Rather than thinking this as “getting over the hump,” I encourage you to think of this as square one. Interviews are mostly blind – and so it really is square one. I know your applications were a ton of work and you feel like the interview is your reward, like here’s your “cash and prize” for all that effort! But alas, it is not.
The interview is not picking up where you left off, but an opportunity for a conversation to a stranger. Now you get to sell yourself in a whole new way, usually, to a new audience.
In the applications, you are asked to tell a story, give them a chronological beginning, middle and end. However with interviews, often, you need to give them the big picture, abbreviate things, and summarize your value proposition. Here are two such questions.
Walk Me Through Your Resume
Give them your “greatest hits” and please listen to this, think “targeted” as opposed to “comprehensive.” JUST THE HIGHLIGHTS. I see (or hear) candidates want to sell some aspect of themselves, getting deep into one topic, thus ruining the flow of the response.
Stay focused on giving them quick, digestible bits of information and keep it moving. Give them the big picture first, so they have context, and then use subsequent questions to give them the deep-dive on the details.
Don’t use this as an optional essay to just talk about what think will “sell” you and give an incomplete response. You can’t fool the listener, they know what you are doing. This response is about exercising good judgement as much as selling your experience.
Write out your answer to this question. When you are talking about your career trajectory, how will you summarize the value of a job you held in 30 words? It takes work to make this look easy.
With this interview question, it’s particularly important to know how you come across. Once you have your talking points (not script, but points) deliver this on camera. Watch yourself. I can’t overstate how helpful this will be to you.
Tell Me About Yourself
If they ask you, “tell me about yourself,” it’s a variant of the previous question and here I would recommend you add a bit of personal information. A bit about where you were born, your family, what drives you, what you are passionate about. For example, when explaining why you moved from NYC to Denver, include something like, “I’m the kind of person who likes to go for a hike the minute I open my eyes on a Saturday morning.” The best answers show some self-awareness or share your values, so the interviewer gets a bit of “who you are” rather than a robotic recitation of “what you’ve done.”

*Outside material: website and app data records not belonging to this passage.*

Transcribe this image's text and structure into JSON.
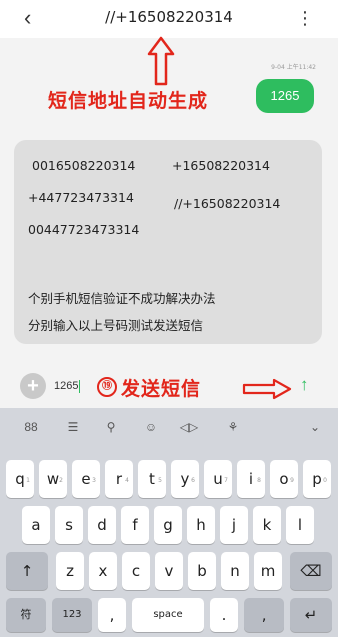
{
  "header": {
    "back_icon": "‹",
    "title": "//+16508220314",
    "more_icon": "⋮"
  },
  "annotations": {
    "title": "短信地址自动生成",
    "step_number": "⑲",
    "send_label": "发送短信",
    "color": "#e2261b"
  },
  "thread": {
    "timestamp": "9-04 上午11:42",
    "sent_message": "1265",
    "received_numbers": [
      "0016508220314",
      "+16508220314",
      "+447723473314",
      "//+16508220314",
      "00447723473314"
    ],
    "received_tip_line1": "个别手机短信验证不成功解决办法",
    "received_tip_line2": "分别输入以上号码测试发送短信"
  },
  "composer": {
    "add_icon": "+",
    "input_value": "1265",
    "send_icon": "↑",
    "accent": "#2ebd5f"
  },
  "keyboard": {
    "toolbar": [
      "88",
      "☰",
      "⚲",
      "☺",
      "◁▷",
      "⚘",
      "⌄"
    ],
    "row1": [
      "q",
      "w",
      "e",
      "r",
      "t",
      "y",
      "u",
      "i",
      "o",
      "p"
    ],
    "row1_hints": [
      "1",
      "2",
      "3",
      "4",
      "5",
      "6",
      "7",
      "8",
      "9",
      "0"
    ],
    "row2": [
      "a",
      "s",
      "d",
      "f",
      "g",
      "h",
      "j",
      "k",
      "l"
    ],
    "row3": [
      "z",
      "x",
      "c",
      "v",
      "b",
      "n",
      "m"
    ],
    "shift": "↑",
    "backspace": "⌫",
    "symbols": "符",
    "numbers": "123",
    "comma": ",",
    "space": "space",
    "period": ".",
    "emoji_key": "‚",
    "enter": "↵"
  }
}
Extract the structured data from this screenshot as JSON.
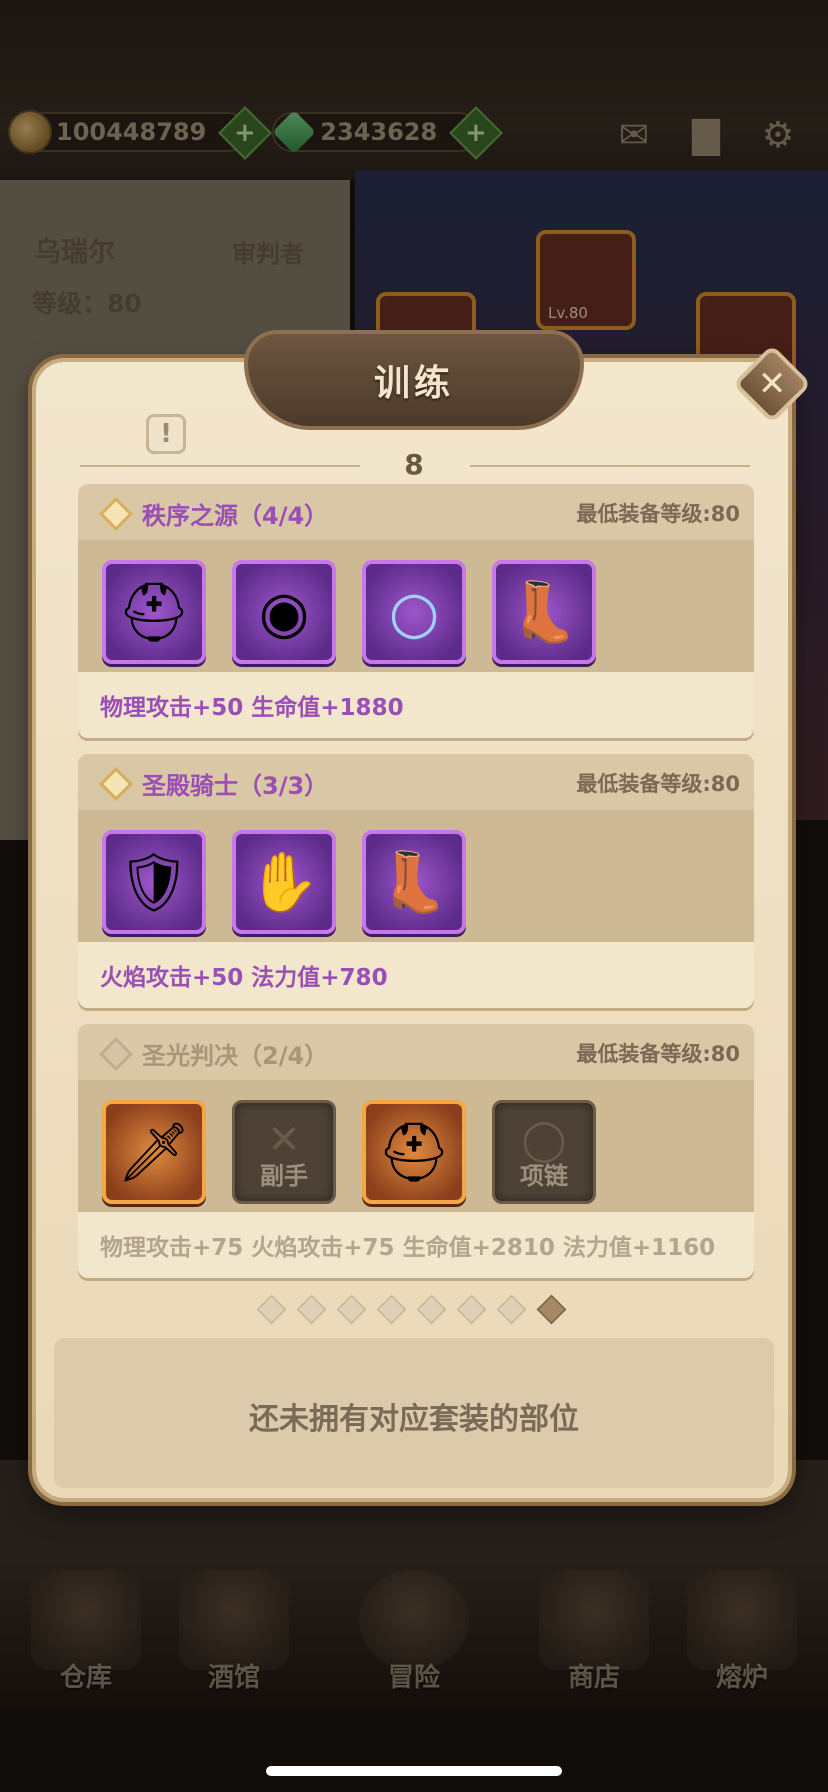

Pitch to Adcom/Why You/What Can You Bring to Our School
If you haven’t yet identified the unique contribution you would bring to the school, now is definitely the time. Yesterday I was working with a candidate who had some great experience but all he could sputter out were words like collaborative and international. It was disjointed, and I wasn’t able to get any traction on what he was saying. This happens all the time, native speakers or not. Finally, we identified his USP– working with international, cross-functional teams to implement programs. And from there, we could substantiate it with results he had achieved. And then the most important question – what’s it in for them? Here are some things we identified. When some might feel awkward or reticent about working with a team comprised of all international team members, he would be able to step in, lead and add value. In the classroom, he could add a cultural dimension to cases about businesses scaling operations overseas. What are some cultural consideration when rolling out programs abroad? He could help answer these questions, specifically when dealing with expansion to China, his area of expertise. It takes time to think through the interviewer’s WIFM (What’s In It For Me), and it would be foolish to do this extemporaneously.
Make a Plan You’re trying to communicate your value. When writing your resume, did you just scribble out what came to mind in two minutes, hoping the reader could make sense of it? Even though this is 1-1, and hopefully turns into a conversation, in many ways, it is akin to public speaking. And it would be nuts to assume the podium without a clear intention of what you intend to convey. Many say it’s unwise to “script responses” and I do agree, however, DO make a roadmap with some talking points. You don’t want to repeat it all word for word – because that would be almost impossible – yet it’s imperative to have a plan for what you are going to say.
Make a Connection One of the best parts about being prepared for your interview? Rather than searching your memory or struggling for words, you can focus your attention on making eye contact, observing the body language of your interviewer, and developing rapport. Why is this important? You want to reach the interviewer not just on a cerebral level, but also an emotional level.
“At the end of the day people won’t remember what you said or did, they will remember how you made them feel.” – Maya Angelou